Brenneman says that the present factual situation falls within the rule established in Diamond State Telephone Company v. University of Delaware, Del.Supr., 269 A.2d 52 (1970). Brenneman notes that the subcontract contains an express covenant by G & H to perform its work in a workmanlike manner and alleges a breach of this covenant by G & H's failure to stop work after it knew or should have known of the existence of a dangerous condition. Brenneman argues that an implied agreement to indemnify arises from the alleged breach of this express covenant.
What effect does the presence of an express indemnification clause have on the existence of an implied agreement to indemnify?
Where a written contract exists which includes a specific indemnification provision setting forth the rights and duties of the parties, the specific provision should govern and the courts should not enlarge the right to indemnification by implication. See, generally, Eazor Express, Inc. v. J. R. Barkly, 441 Pa. 429, 272 A.2d 893, 895 (1971), and County of Alameda v. Southern Pacific Company, 55 Cal. 2d 479, 11 Cal. Rptr. 751, 757, 360 P.2d 327 (1961). Brenneman and G & H specifically outlined their rights and duties as to indemnification in the subcontract. This provision should govern; no additional right of indemnification should be implied from the breach of an independent provision of the subcontract.
Since no implied agreement to indemnify arises, no decision is necessary at this time on whether the indemnitory theory should be limited only to owners of premises.

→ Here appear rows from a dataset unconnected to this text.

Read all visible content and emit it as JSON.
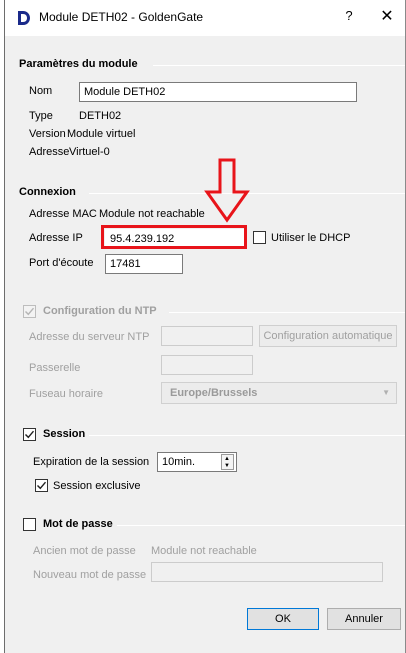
{
  "window": {
    "title": "Module DETH02 - GoldenGate",
    "help": "?",
    "close": "✕"
  },
  "module": {
    "section_title": "Paramètres du module",
    "nom_label": "Nom",
    "nom_value": "Module DETH02",
    "type_label": "Type",
    "type_value": "DETH02",
    "version_label": "Version",
    "version_value": "Module virtuel",
    "adresse_label": "Adresse",
    "adresse_value": "Virtuel-0"
  },
  "connexion": {
    "section_title": "Connexion",
    "mac_label": "Adresse MAC",
    "mac_value": "Module not reachable",
    "ip_label": "Adresse IP",
    "ip_value": "95.4.239.192",
    "dhcp_label": "Utiliser le DHCP",
    "dhcp_checked": false,
    "port_label": "Port d'écoute",
    "port_value": "17481"
  },
  "ntp": {
    "section_title": "Configuration du NTP",
    "checked": true,
    "server_label": "Adresse du serveur NTP",
    "server_value": "",
    "auto_button": "Configuration automatique",
    "gateway_label": "Passerelle",
    "gateway_value": "",
    "timezone_label": "Fuseau horaire",
    "timezone_value": "Europe/Brussels"
  },
  "session": {
    "section_title": "Session",
    "checked": true,
    "expiration_label": "Expiration de la session",
    "expiration_value": "10min.",
    "exclusive_label": "Session exclusive",
    "exclusive_checked": true
  },
  "password": {
    "section_title": "Mot de passe",
    "checked": false,
    "old_label": "Ancien mot de passe",
    "old_value": "Module not reachable",
    "new_label": "Nouveau mot de passe",
    "new_value": ""
  },
  "buttons": {
    "ok": "OK",
    "cancel": "Annuler"
  },
  "colors": {
    "highlight": "#e8141a",
    "accent": "#0078d7",
    "app_icon": "#1a2a8a"
  }
}
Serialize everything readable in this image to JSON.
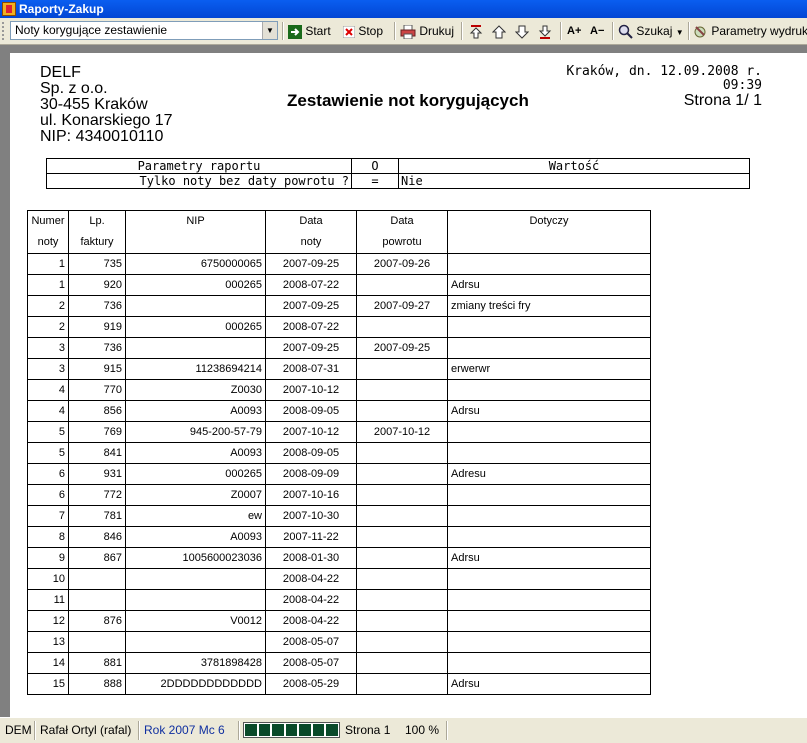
{
  "window": {
    "title": "Raporty-Zakup"
  },
  "toolbar": {
    "report_select": "Noty korygujące zestawienie",
    "start": "Start",
    "stop": "Stop",
    "print": "Drukuj",
    "zoom_in": "A+",
    "zoom_out": "A−",
    "search": "Szukaj",
    "params": "Parametry wydruku"
  },
  "report": {
    "company": [
      "DELF",
      "Sp. z o.o.",
      "30-455 Kraków",
      "ul. Konarskiego 17",
      "NIP:  4340010110"
    ],
    "title": "Zestawienie not korygujących",
    "date_line": "Kraków, dn. 12.09.2008 r.",
    "time": "09:39",
    "page": "Strona 1/ 1",
    "params_table": {
      "headers": [
        "Parametry raportu",
        "O",
        "Wartość"
      ],
      "row": [
        "Tylko noty bez daty powrotu ?",
        "=",
        "Nie"
      ]
    },
    "columns": [
      [
        "Numer",
        "noty"
      ],
      [
        "Lp.",
        "faktury"
      ],
      [
        "NIP",
        ""
      ],
      [
        "Data",
        "noty"
      ],
      [
        "Data",
        "powrotu"
      ],
      [
        "Dotyczy",
        ""
      ]
    ],
    "rows": [
      [
        "1",
        "735",
        "6750000065",
        "2007-09-25",
        "2007-09-26",
        ""
      ],
      [
        "1",
        "920",
        "000265",
        "2008-07-22",
        "",
        "Adrsu"
      ],
      [
        "2",
        "736",
        "",
        "2007-09-25",
        "2007-09-27",
        "zmiany treści fry"
      ],
      [
        "2",
        "919",
        "000265",
        "2008-07-22",
        "",
        ""
      ],
      [
        "3",
        "736",
        "",
        "2007-09-25",
        "2007-09-25",
        ""
      ],
      [
        "3",
        "915",
        "11238694214",
        "2008-07-31",
        "",
        "erwerwr"
      ],
      [
        "4",
        "770",
        "Z0030",
        "2007-10-12",
        "",
        ""
      ],
      [
        "4",
        "856",
        "A0093",
        "2008-09-05",
        "",
        "Adrsu"
      ],
      [
        "5",
        "769",
        "945-200-57-79",
        "2007-10-12",
        "2007-10-12",
        ""
      ],
      [
        "5",
        "841",
        "A0093",
        "2008-09-05",
        "",
        ""
      ],
      [
        "6",
        "931",
        "000265",
        "2008-09-09",
        "",
        "Adresu"
      ],
      [
        "6",
        "772",
        "Z0007",
        "2007-10-16",
        "",
        ""
      ],
      [
        "7",
        "781",
        "ew",
        "2007-10-30",
        "",
        ""
      ],
      [
        "8",
        "846",
        "A0093",
        "2007-11-22",
        "",
        ""
      ],
      [
        "9",
        "867",
        "1005600023036",
        "2008-01-30",
        "",
        "Adrsu"
      ],
      [
        "10",
        "",
        "",
        "2008-04-22",
        "",
        ""
      ],
      [
        "11",
        "",
        "",
        "2008-04-22",
        "",
        ""
      ],
      [
        "12",
        "876",
        "V0012",
        "2008-04-22",
        "",
        ""
      ],
      [
        "13",
        "",
        "",
        "2008-05-07",
        "",
        ""
      ],
      [
        "14",
        "881",
        "3781898428",
        "2008-05-07",
        "",
        ""
      ],
      [
        "15",
        "888",
        "2DDDDDDDDDDDD",
        "2008-05-29",
        "",
        "Adrsu"
      ]
    ]
  },
  "status": {
    "db": "DEM",
    "user": "Rafał Ortyl (rafal)",
    "period": "Rok 2007  Mc 6",
    "progress_segments": 7,
    "page": "Strona 1",
    "zoom": "100 %"
  }
}
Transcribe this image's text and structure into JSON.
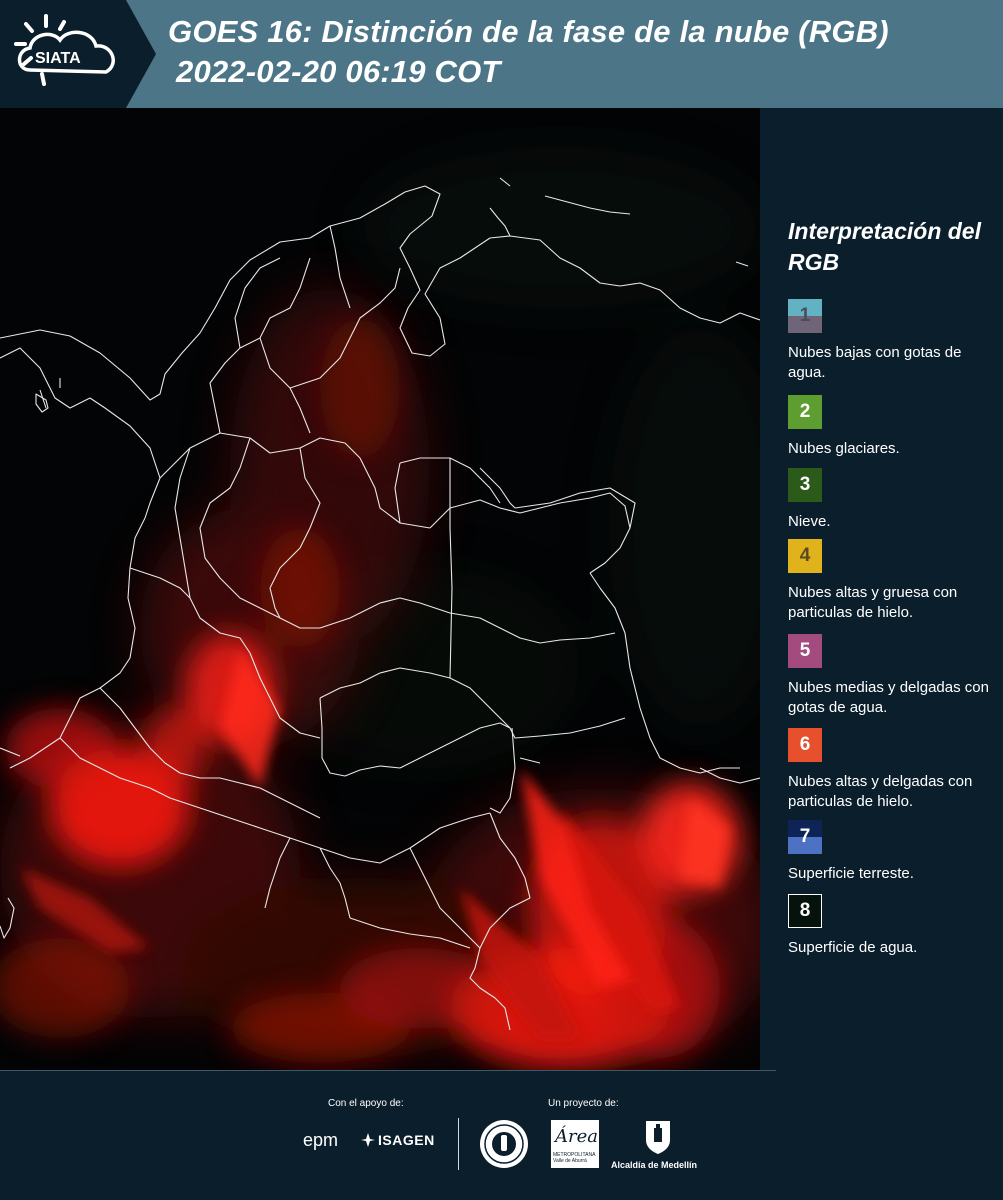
{
  "header": {
    "brand": "SIATA",
    "title_line1": "GOES 16: Distinción de la fase de la nube (RGB)",
    "title_line2": "2022-02-20 06:19 COT"
  },
  "legend": {
    "title": "Interpretación del RGB",
    "items": [
      {
        "number": "1",
        "label": "Nubes bajas con gotas de agua.",
        "color_top": "#62b2c4",
        "color_bottom": "#6f6478",
        "text_color": "#4b4b5a"
      },
      {
        "number": "2",
        "label": "Nubes glaciares.",
        "color_top": "#5e9d2f",
        "color_bottom": "#5e9d2f",
        "text_color": "#ffffff"
      },
      {
        "number": "3",
        "label": "Nieve.",
        "color_top": "#2b5a1b",
        "color_bottom": "#2b5a1b",
        "text_color": "#ffffff"
      },
      {
        "number": "4",
        "label": "Nubes altas y gruesa con particulas de hielo.",
        "color_top": "#e0b21c",
        "color_bottom": "#e0b21c",
        "text_color": "#5b4a20"
      },
      {
        "number": "5",
        "label": "Nubes medias y delgadas con gotas de agua.",
        "color_top": "#a34b7f",
        "color_bottom": "#a34b7f",
        "text_color": "#ffffff"
      },
      {
        "number": "6",
        "label": "Nubes altas y delgadas con particulas de hielo.",
        "color_top": "#e7502d",
        "color_bottom": "#e7502d",
        "text_color": "#ffffff"
      },
      {
        "number": "7",
        "label": "Superficie terreste.",
        "color_top": "#0e2456",
        "color_bottom": "#4d72c4",
        "text_color": "#ffffff"
      },
      {
        "number": "8",
        "label": "Superficie de agua.",
        "color_top": "#06120c",
        "color_bottom": "#06120c",
        "text_color": "#ffffff"
      }
    ]
  },
  "footer": {
    "support_caption": "Con el apoyo de:",
    "project_caption": "Un proyecto de:",
    "sponsor_1": "epm",
    "sponsor_2": "ISAGEN",
    "partner_area": "Área",
    "partner_area_sub": "METROPOLITANA Valle de Aburrá",
    "partner_alcaldia": "Alcaldía de Medellín"
  },
  "colors": {
    "header_bg": "#4c7687",
    "panel_bg": "#0b1e2c",
    "cloud_red": "#ff1a12",
    "border_line": "#e8e8e8"
  }
}
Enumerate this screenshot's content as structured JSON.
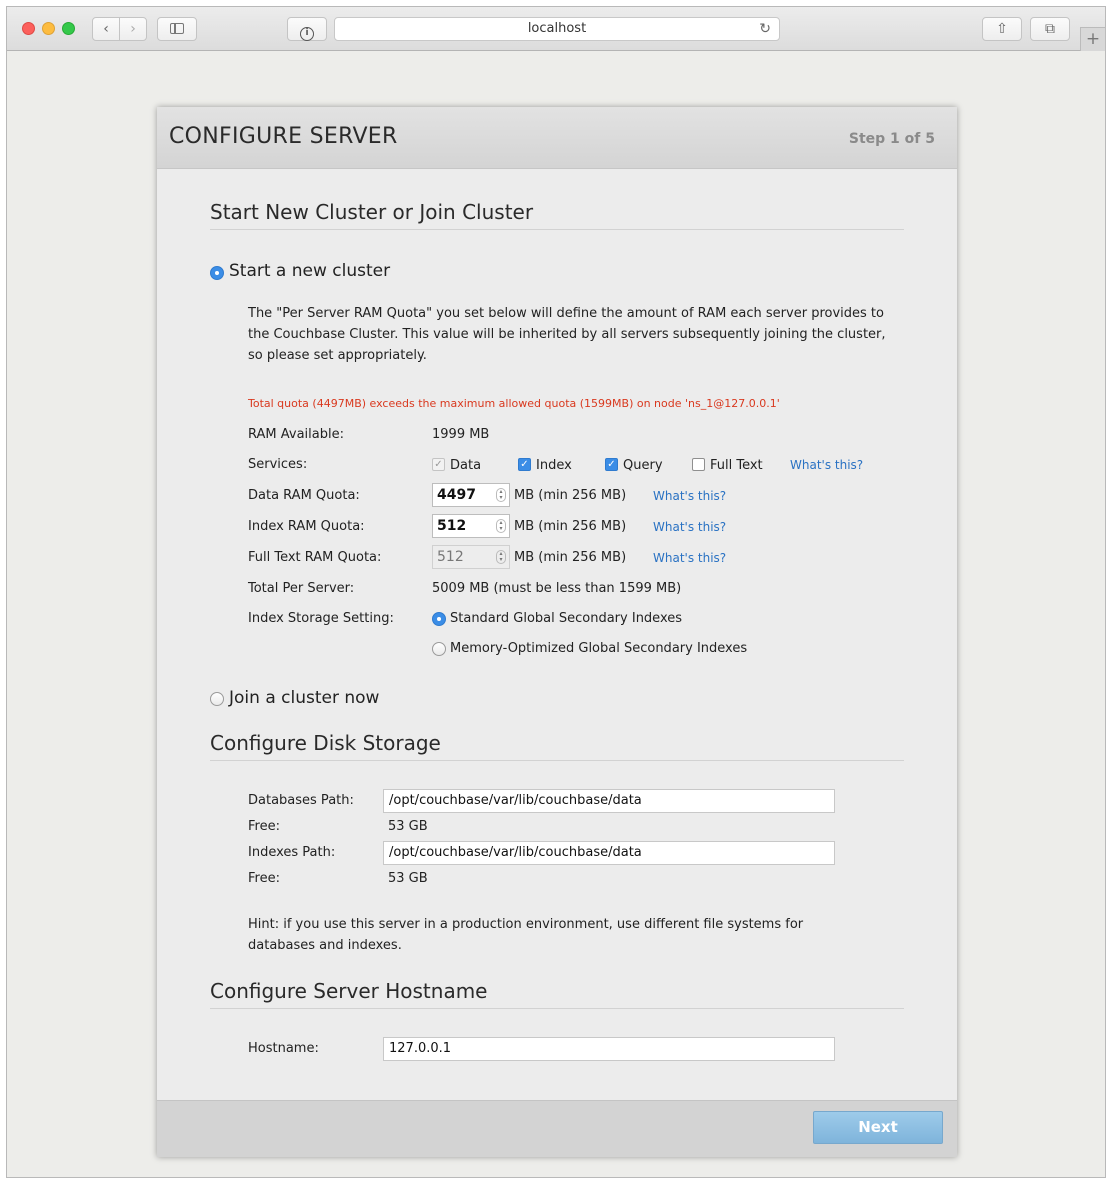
{
  "browser": {
    "address": "localhost",
    "back": "‹",
    "forward": "›",
    "reload": "↻",
    "newtab": "+",
    "share": "⇧",
    "tabs": "⧉"
  },
  "dialog": {
    "title": "CONFIGURE SERVER",
    "step": "Step 1 of 5",
    "next_label": "Next"
  },
  "cluster": {
    "section_title": "Start New Cluster or Join Cluster",
    "start_new_label": "Start a new cluster",
    "description": "The \"Per Server RAM Quota\" you set below will define the amount of RAM each server provides to the Couchbase Cluster. This value will be inherited by all servers subsequently joining the cluster, so please set appropriately.",
    "error": "Total quota (4497MB) exceeds the maximum allowed quota (1599MB) on node 'ns_1@127.0.0.1'",
    "ram_available_label": "RAM Available:",
    "ram_available_value": "1999 MB",
    "services_label": "Services:",
    "services": {
      "data": "Data",
      "index": "Index",
      "query": "Query",
      "fulltext": "Full Text"
    },
    "whats_this": "What's this?",
    "data_quota_label": "Data RAM Quota:",
    "data_quota_value": "4497",
    "index_quota_label": "Index RAM Quota:",
    "index_quota_value": "512",
    "fulltext_quota_label": "Full Text RAM Quota:",
    "fulltext_quota_value": "512",
    "quota_unit": "MB (min 256 MB)",
    "total_label": "Total Per Server:",
    "total_value": "5009 MB (must be less than 1599 MB)",
    "index_storage_label": "Index Storage Setting:",
    "index_storage_standard": "Standard Global Secondary Indexes",
    "index_storage_memopt": "Memory-Optimized Global Secondary Indexes",
    "join_label": "Join a cluster now"
  },
  "disk": {
    "section_title": "Configure Disk Storage",
    "db_path_label": "Databases Path:",
    "db_path_value": "/opt/couchbase/var/lib/couchbase/data",
    "db_free_label": "Free:",
    "db_free_value": "53 GB",
    "idx_path_label": "Indexes Path:",
    "idx_path_value": "/opt/couchbase/var/lib/couchbase/data",
    "idx_free_label": "Free:",
    "idx_free_value": "53 GB",
    "hint": "Hint: if you use this server in a production environment, use different file systems for databases and indexes."
  },
  "hostname": {
    "section_title": "Configure Server Hostname",
    "label": "Hostname:",
    "value": "127.0.0.1"
  }
}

Brenneman is not entitled to indemnification under either the express indemnification provision or under any implied agreement. G & H's motion to dismiss must be granted.
It is so ordered.